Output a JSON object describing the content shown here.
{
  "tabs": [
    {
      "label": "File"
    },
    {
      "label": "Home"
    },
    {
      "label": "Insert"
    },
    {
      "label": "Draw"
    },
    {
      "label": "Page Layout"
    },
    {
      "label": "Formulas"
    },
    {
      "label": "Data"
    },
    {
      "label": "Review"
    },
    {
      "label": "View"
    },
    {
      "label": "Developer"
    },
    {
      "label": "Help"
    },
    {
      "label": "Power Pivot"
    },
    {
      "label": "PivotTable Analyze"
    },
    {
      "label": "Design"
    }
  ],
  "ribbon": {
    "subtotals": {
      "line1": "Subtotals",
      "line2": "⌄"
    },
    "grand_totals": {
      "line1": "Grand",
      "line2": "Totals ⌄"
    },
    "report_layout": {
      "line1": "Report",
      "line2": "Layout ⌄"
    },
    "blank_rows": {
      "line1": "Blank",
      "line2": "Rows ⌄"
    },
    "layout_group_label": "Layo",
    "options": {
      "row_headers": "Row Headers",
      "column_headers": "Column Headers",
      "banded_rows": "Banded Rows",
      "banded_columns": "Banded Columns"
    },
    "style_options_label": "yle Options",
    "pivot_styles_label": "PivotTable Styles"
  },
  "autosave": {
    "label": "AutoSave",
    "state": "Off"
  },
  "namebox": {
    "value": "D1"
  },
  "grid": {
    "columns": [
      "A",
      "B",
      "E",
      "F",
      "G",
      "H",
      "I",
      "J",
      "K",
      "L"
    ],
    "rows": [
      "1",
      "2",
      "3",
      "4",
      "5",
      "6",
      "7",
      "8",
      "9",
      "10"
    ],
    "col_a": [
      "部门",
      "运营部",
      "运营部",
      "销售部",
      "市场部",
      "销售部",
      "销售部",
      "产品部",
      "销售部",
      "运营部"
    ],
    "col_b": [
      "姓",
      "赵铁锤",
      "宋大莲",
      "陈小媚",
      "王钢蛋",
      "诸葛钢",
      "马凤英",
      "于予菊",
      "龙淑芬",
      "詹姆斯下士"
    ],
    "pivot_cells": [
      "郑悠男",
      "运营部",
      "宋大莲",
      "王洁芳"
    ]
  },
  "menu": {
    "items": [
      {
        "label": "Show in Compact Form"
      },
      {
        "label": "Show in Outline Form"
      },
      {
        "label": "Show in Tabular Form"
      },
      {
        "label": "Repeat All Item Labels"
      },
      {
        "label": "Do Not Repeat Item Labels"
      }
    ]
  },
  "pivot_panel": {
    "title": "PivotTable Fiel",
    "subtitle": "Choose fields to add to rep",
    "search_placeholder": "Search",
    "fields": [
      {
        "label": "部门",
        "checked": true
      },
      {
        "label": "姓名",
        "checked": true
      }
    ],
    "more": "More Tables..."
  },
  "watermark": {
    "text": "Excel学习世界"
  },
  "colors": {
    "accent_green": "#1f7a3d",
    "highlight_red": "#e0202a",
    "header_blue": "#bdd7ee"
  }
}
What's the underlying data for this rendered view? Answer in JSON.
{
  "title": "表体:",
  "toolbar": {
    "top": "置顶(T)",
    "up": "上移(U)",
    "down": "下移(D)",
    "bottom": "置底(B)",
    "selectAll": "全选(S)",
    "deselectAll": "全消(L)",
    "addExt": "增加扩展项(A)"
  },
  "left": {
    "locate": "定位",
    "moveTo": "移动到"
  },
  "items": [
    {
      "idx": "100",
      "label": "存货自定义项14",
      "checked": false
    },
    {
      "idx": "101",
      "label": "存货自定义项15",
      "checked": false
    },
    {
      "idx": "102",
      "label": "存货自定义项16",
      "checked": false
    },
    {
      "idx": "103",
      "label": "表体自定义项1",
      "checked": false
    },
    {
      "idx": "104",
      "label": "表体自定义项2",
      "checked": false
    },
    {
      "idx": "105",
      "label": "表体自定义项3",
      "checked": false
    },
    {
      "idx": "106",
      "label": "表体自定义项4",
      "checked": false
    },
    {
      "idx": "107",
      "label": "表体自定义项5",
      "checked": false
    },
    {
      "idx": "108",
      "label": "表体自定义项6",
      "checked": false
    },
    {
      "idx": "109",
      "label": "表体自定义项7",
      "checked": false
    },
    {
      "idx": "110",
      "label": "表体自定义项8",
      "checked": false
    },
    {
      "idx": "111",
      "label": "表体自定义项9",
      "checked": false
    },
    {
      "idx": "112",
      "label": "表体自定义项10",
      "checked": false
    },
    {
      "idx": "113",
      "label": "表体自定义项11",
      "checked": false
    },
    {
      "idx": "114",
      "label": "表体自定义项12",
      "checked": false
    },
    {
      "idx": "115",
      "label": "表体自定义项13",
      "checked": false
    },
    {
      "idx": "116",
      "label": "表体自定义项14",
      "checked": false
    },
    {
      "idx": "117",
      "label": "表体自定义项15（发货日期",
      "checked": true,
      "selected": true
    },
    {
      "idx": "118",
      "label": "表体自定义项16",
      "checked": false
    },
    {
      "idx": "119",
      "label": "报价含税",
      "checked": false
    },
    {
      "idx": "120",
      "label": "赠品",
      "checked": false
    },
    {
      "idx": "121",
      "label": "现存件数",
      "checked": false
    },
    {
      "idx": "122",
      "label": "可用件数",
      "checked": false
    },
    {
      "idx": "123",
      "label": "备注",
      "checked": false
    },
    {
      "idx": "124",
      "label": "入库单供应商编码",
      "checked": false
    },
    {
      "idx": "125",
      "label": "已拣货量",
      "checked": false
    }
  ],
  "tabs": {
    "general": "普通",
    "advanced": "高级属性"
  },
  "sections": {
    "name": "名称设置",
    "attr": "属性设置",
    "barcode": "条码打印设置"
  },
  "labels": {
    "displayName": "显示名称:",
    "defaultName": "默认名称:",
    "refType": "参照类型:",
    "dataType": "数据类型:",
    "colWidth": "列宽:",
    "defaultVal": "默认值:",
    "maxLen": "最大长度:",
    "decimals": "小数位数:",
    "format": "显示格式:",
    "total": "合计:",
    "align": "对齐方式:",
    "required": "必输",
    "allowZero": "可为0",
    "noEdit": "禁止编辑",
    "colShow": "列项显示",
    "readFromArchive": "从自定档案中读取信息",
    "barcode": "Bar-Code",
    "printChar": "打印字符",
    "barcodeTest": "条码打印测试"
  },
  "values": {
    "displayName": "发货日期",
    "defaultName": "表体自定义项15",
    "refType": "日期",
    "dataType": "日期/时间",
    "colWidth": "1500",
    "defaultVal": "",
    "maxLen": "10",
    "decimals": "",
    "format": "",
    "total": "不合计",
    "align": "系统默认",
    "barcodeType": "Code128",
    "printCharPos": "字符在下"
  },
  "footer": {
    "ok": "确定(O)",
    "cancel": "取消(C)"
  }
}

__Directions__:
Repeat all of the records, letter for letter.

__Answer for this exercise__:
Output a JSON object describing the content shown here.
{
  "tabs": [
    {
      "label": "File"
    },
    {
      "label": "Home"
    },
    {
      "label": "Insert"
    },
    {
      "label": "Draw"
    },
    {
      "label": "Page Layout"
    },
    {
      "label": "Formulas"
    },
    {
      "label": "Data"
    },
    {
      "label": "Review"
    },
    {
      "label": "View"
    },
    {
      "label": "Developer"
    },
    {
      "label": "Help"
    },
    {
      "label": "Power Pivot"
    },
    {
      "label": "PivotTable Analyze"
    },
    {
      "label": "Design"
    }
  ],
  "ribbon": {
    "subtotals": {
      "line1": "Subtotals",
      "line2": "⌄"
    },
    "grand_totals": {
      "line1": "Grand",
      "line2": "Totals ⌄"
    },
    "report_layout": {
      "line1": "Report",
      "line2": "Layout ⌄"
    },
    "blank_rows": {
      "line1": "Blank",
      "line2": "Rows ⌄"
    },
    "layout_group_label": "Layo",
    "options": {
      "row_headers": "Row Headers",
      "column_headers": "Column Headers",
      "banded_rows": "Banded Rows",
      "banded_columns": "Banded Columns"
    },
    "style_options_label": "yle Options",
    "pivot_styles_label": "PivotTable Styles"
  },
  "autosave": {
    "label": "AutoSave",
    "state": "Off"
  },
  "namebox": {
    "value": "D1"
  },
  "grid": {
    "columns": [
      "A",
      "B",
      "E",
      "F",
      "G",
      "H",
      "I",
      "J",
      "K",
      "L"
    ],
    "rows": [
      "1",
      "2",
      "3",
      "4",
      "5",
      "6",
      "7",
      "8",
      "9",
      "10"
    ],
    "col_a": [
      "部门",
      "运营部",
      "运营部",
      "销售部",
      "市场部",
      "销售部",
      "销售部",
      "产品部",
      "销售部",
      "运营部"
    ],
    "col_b": [
      "姓",
      "赵铁锤",
      "宋大莲",
      "陈小媚",
      "王钢蛋",
      "诸葛钢",
      "马凤英",
      "于予菊",
      "龙淑芬",
      "詹姆斯下士"
    ],
    "pivot_cells": [
      "郑悠男",
      "运营部",
      "宋大莲",
      "王洁芳"
    ]
  },
  "menu": {
    "items": [
      {
        "label": "Show in Compact Form"
      },
      {
        "label": "Show in Outline Form"
      },
      {
        "label": "Show in Tabular Form"
      },
      {
        "label": "Repeat All Item Labels"
      },
      {
        "label": "Do Not Repeat Item Labels"
      }
    ]
  },
  "pivot_panel": {
    "title": "PivotTable Fiel",
    "subtitle": "Choose fields to add to rep",
    "search_placeholder": "Search",
    "fields": [
      {
        "label": "部门",
        "checked": true
      },
      {
        "label": "姓名",
        "checked": true
      }
    ],
    "more": "More Tables..."
  },
  "watermark": {
    "text": "Excel学习世界"
  },
  "colors": {
    "accent_green": "#1f7a3d",
    "highlight_red": "#e0202a",
    "header_blue": "#bdd7ee"
  }
}
What's the underlying data for this rendered view? Answer in JSON.
{
  "title": "表体:",
  "toolbar": {
    "top": "置顶(T)",
    "up": "上移(U)",
    "down": "下移(D)",
    "bottom": "置底(B)",
    "selectAll": "全选(S)",
    "deselectAll": "全消(L)",
    "addExt": "增加扩展项(A)"
  },
  "left": {
    "locate": "定位",
    "moveTo": "移动到"
  },
  "items": [
    {
      "idx": "100",
      "label": "存货自定义项14",
      "checked": false
    },
    {
      "idx": "101",
      "label": "存货自定义项15",
      "checked": false
    },
    {
      "idx": "102",
      "label": "存货自定义项16",
      "checked": false
    },
    {
      "idx": "103",
      "label": "表体自定义项1",
      "checked": false
    },
    {
      "idx": "104",
      "label": "表体自定义项2",
      "checked": false
    },
    {
      "idx": "105",
      "label": "表体自定义项3",
      "checked": false
    },
    {
      "idx": "106",
      "label": "表体自定义项4",
      "checked": false
    },
    {
      "idx": "107",
      "label": "表体自定义项5",
      "checked": false
    },
    {
      "idx": "108",
      "label": "表体自定义项6",
      "checked": false
    },
    {
      "idx": "109",
      "label": "表体自定义项7",
      "checked": false
    },
    {
      "idx": "110",
      "label": "表体自定义项8",
      "checked": false
    },
    {
      "idx": "111",
      "label": "表体自定义项9",
      "checked": false
    },
    {
      "idx": "112",
      "label": "表体自定义项10",
      "checked": false
    },
    {
      "idx": "113",
      "label": "表体自定义项11",
      "checked": false
    },
    {
      "idx": "114",
      "label": "表体自定义项12",
      "checked": false
    },
    {
      "idx": "115",
      "label": "表体自定义项13",
      "checked": false
    },
    {
      "idx": "116",
      "label": "表体自定义项14",
      "checked": false
    },
    {
      "idx": "117",
      "label": "表体自定义项15（发货日期",
      "checked": true,
      "selected": true
    },
    {
      "idx": "118",
      "label": "表体自定义项16",
      "checked": false
    },
    {
      "idx": "119",
      "label": "报价含税",
      "checked": false
    },
    {
      "idx": "120",
      "label": "赠品",
      "checked": false
    },
    {
      "idx": "121",
      "label": "现存件数",
      "checked": false
    },
    {
      "idx": "122",
      "label": "可用件数",
      "checked": false
    },
    {
      "idx": "123",
      "label": "备注",
      "checked": false
    },
    {
      "idx": "124",
      "label": "入库单供应商编码",
      "checked": false
    },
    {
      "idx": "125",
      "label": "已拣货量",
      "checked": false
    }
  ],
  "tabs": {
    "general": "普通",
    "advanced": "高级属性"
  },
  "sections": {
    "name": "名称设置",
    "attr": "属性设置",
    "barcode": "条码打印设置"
  },
  "labels": {
    "displayName": "显示名称:",
    "defaultName": "默认名称:",
    "refType": "参照类型:",
    "dataType": "数据类型:",
    "colWidth": "列宽:",
    "defaultVal": "默认值:",
    "maxLen": "最大长度:",
    "decimals": "小数位数:",
    "format": "显示格式:",
    "total": "合计:",
    "align": "对齐方式:",
    "required": "必输",
    "allowZero": "可为0",
    "noEdit": "禁止编辑",
    "colShow": "列项显示",
    "readFromArchive": "从自定档案中读取信息",
    "barcode": "Bar-Code",
    "printChar": "打印字符",
    "barcodeTest": "条码打印测试"
  },
  "values": {
    "displayName": "发货日期",
    "defaultName": "表体自定义项15",
    "refType": "日期",
    "dataType": "日期/时间",
    "colWidth": "1500",
    "defaultVal": "",
    "maxLen": "10",
    "decimals": "",
    "format": "",
    "total": "不合计",
    "align": "系统默认",
    "barcodeType": "Code128",
    "printCharPos": "字符在下"
  },
  "footer": {
    "ok": "确定(O)",
    "cancel": "取消(C)"
  }
}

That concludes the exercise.